┌──
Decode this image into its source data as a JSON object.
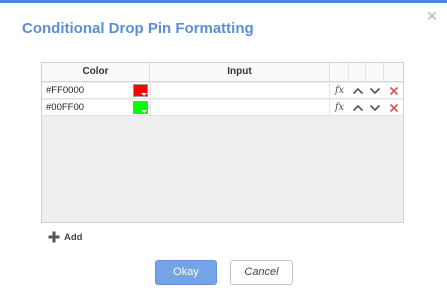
{
  "dialog": {
    "title": "Conditional Drop Pin Formatting",
    "close_icon": "close-icon",
    "accent_color": "#4a86dc"
  },
  "grid": {
    "columns": {
      "color": "Color",
      "input": "Input"
    },
    "rows": [
      {
        "hex": "#FF0000",
        "swatch": "#FF0000",
        "input": ""
      },
      {
        "hex": "#00FF00",
        "swatch": "#00FF00",
        "input": ""
      }
    ],
    "row_icons": [
      "fx-icon",
      "move-up-icon",
      "move-down-icon",
      "delete-icon"
    ],
    "fx_label": "fx"
  },
  "add": {
    "label": "Add",
    "icon": "plus-icon"
  },
  "buttons": {
    "ok": "Okay",
    "cancel": "Cancel"
  }
}
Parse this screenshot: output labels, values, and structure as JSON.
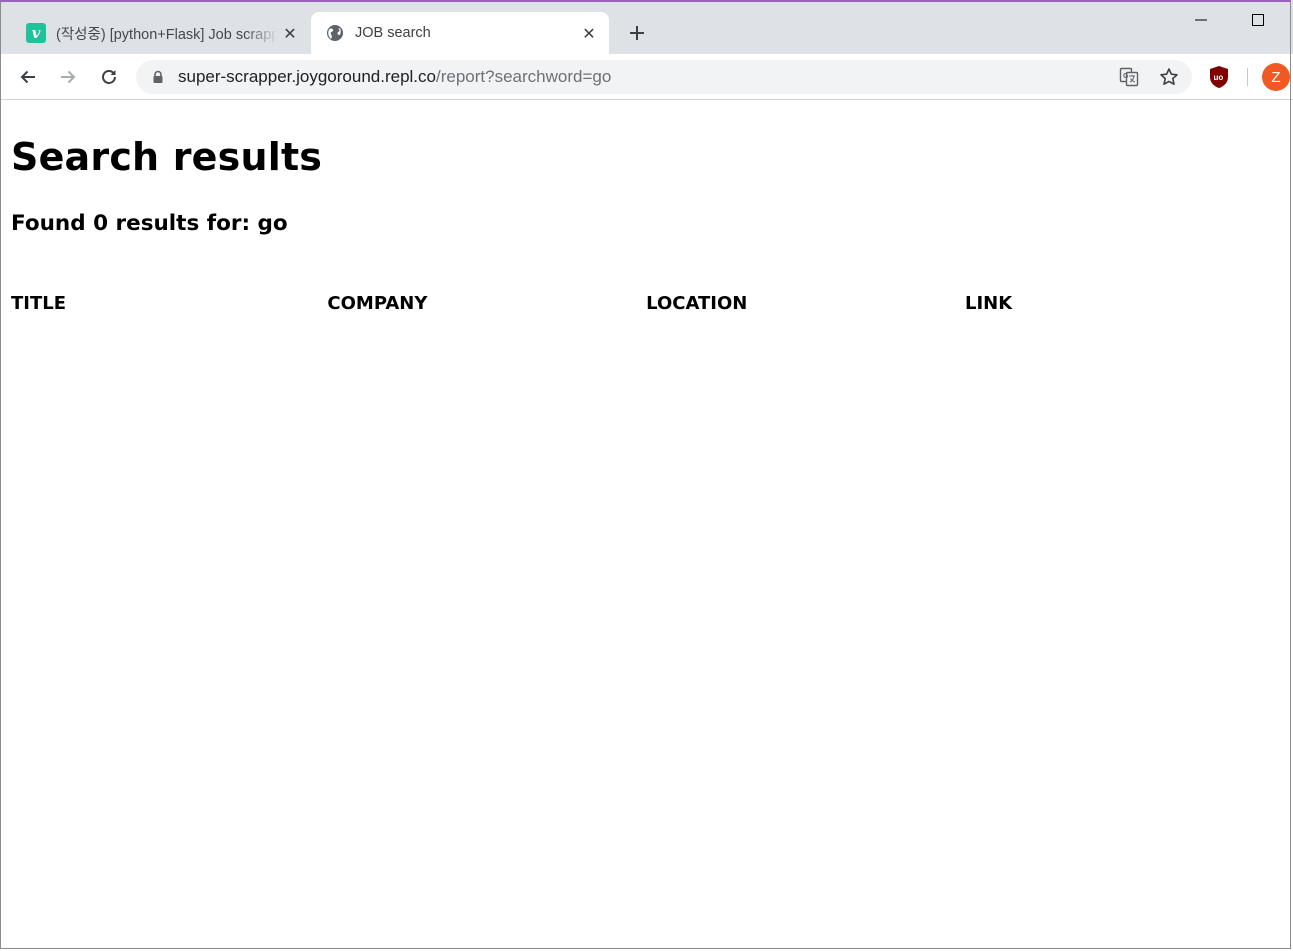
{
  "browser": {
    "tabs": [
      {
        "title": "(작성중) [python+Flask] Job scrapper",
        "favicon": "vimeo-v-icon",
        "active": false
      },
      {
        "title": "JOB search",
        "favicon": "globe-icon",
        "active": true
      }
    ],
    "favicon_letter": "v",
    "close_glyph": "✕",
    "url_host": "super-scrapper.joygoround.repl.co",
    "url_path": "/report?searchword=go",
    "profile_initial": "Z",
    "colors": {
      "tabstrip": "#dee1e6",
      "omnibox": "#f1f3f4",
      "avatar": "#f05a22",
      "ublock": "#800000"
    }
  },
  "page": {
    "heading": "Search results",
    "summary": "Found 0 results for: go",
    "table": {
      "columns": [
        "TITLE",
        "COMPANY",
        "LOCATION",
        "LINK"
      ],
      "rows": []
    }
  }
}
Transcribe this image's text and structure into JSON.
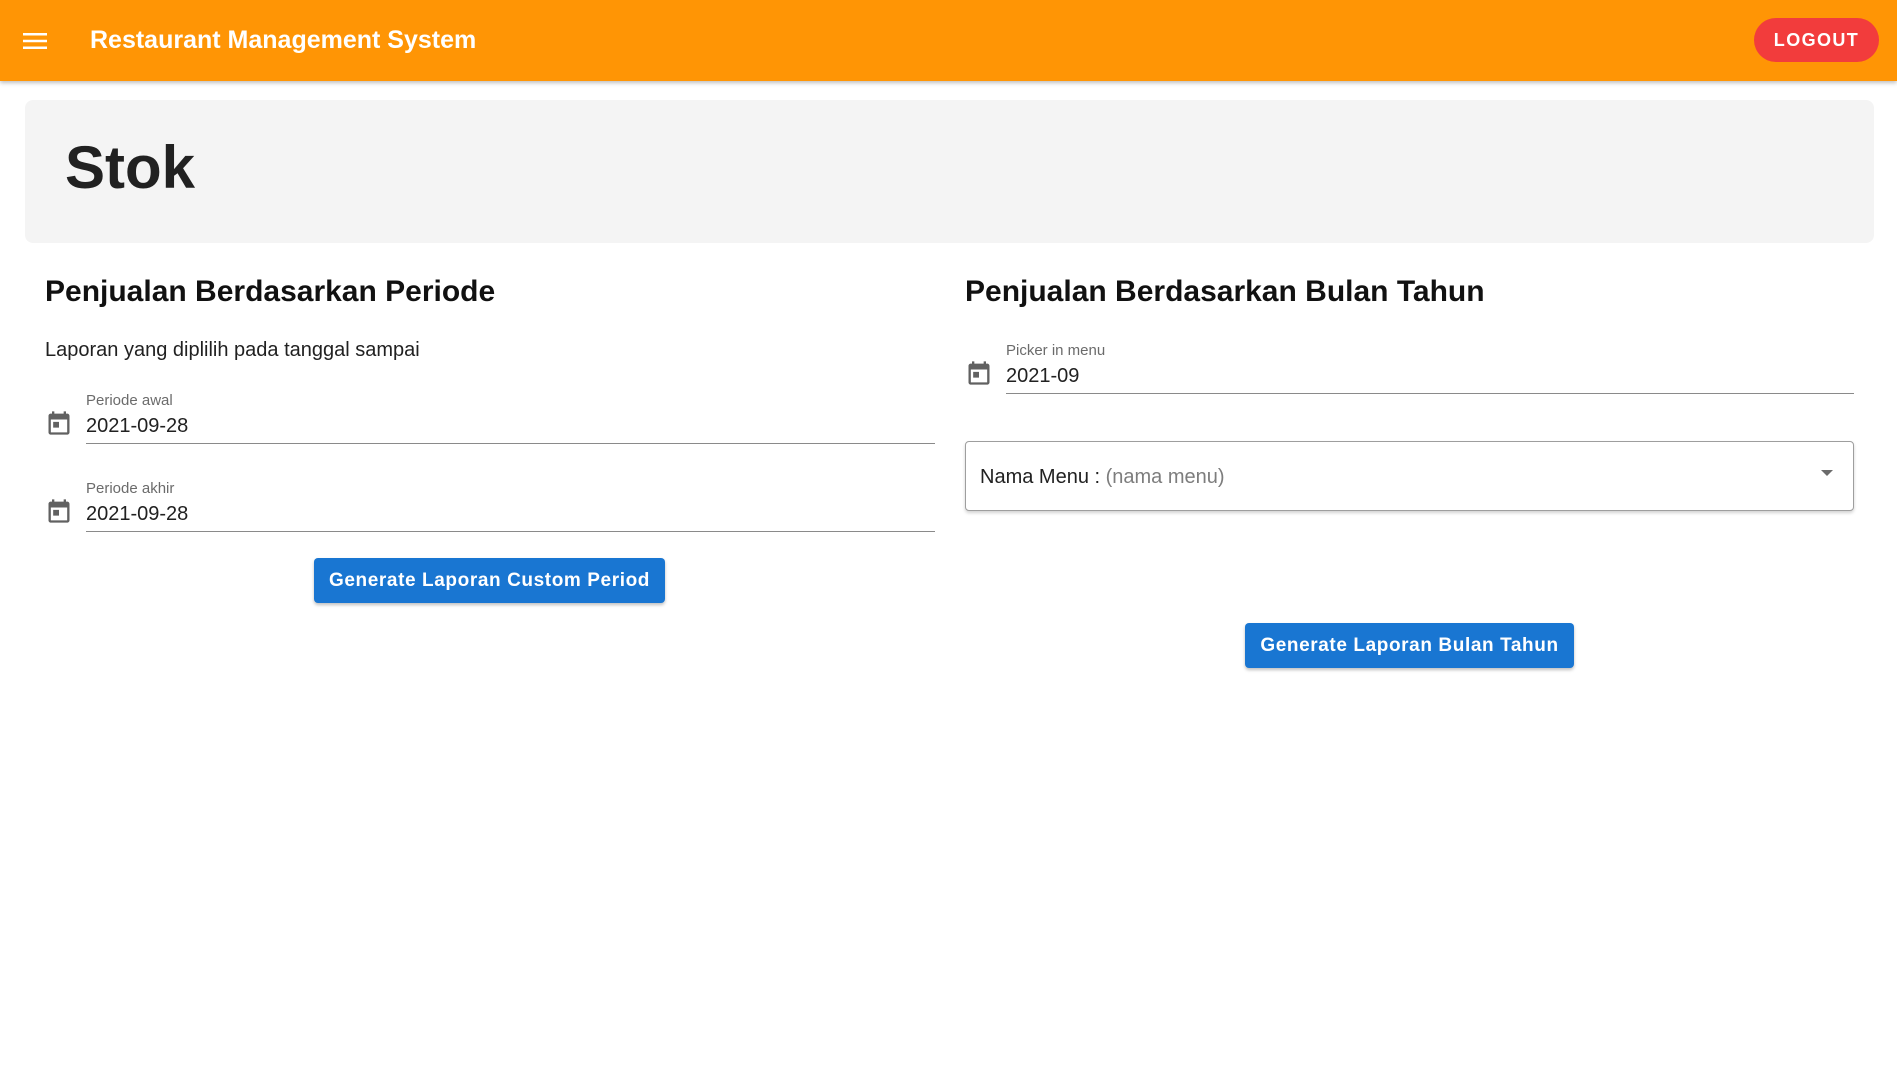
{
  "appbar": {
    "menu_icon": "hamburger-menu-icon",
    "title": "Restaurant Management System",
    "logout_label": "LOGOUT",
    "background_color": "#ff9505",
    "logout_color": "#f23c3c"
  },
  "page": {
    "title": "Stok"
  },
  "period_section": {
    "title": "Penjualan Berdasarkan Periode",
    "description": "Laporan yang diplilih pada tanggal sampai",
    "start_field": {
      "icon": "calendar-icon",
      "label": "Periode awal",
      "value": "2021-09-28"
    },
    "end_field": {
      "icon": "calendar-icon",
      "label": "Periode akhir",
      "value": "2021-09-28"
    },
    "button_label": "Generate Laporan Custom Period"
  },
  "month_section": {
    "title": "Penjualan Berdasarkan Bulan Tahun",
    "picker_field": {
      "icon": "calendar-icon",
      "label": "Picker in menu",
      "value": "2021-09"
    },
    "menu_select": {
      "label": "Nama Menu : ",
      "placeholder": "(nama menu)",
      "icon": "dropdown-arrow-icon"
    },
    "button_label": "Generate Laporan Bulan Tahun"
  },
  "colors": {
    "primary_button": "#1976d2",
    "header_card": "#f4f4f4"
  }
}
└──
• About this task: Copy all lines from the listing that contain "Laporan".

• Response to the exercise:
    "description": "Laporan yang diplilih pada tanggal sampai",
    "button_label": "Generate Laporan Custom Period"
    "button_label": "Generate Laporan Bulan Tahun"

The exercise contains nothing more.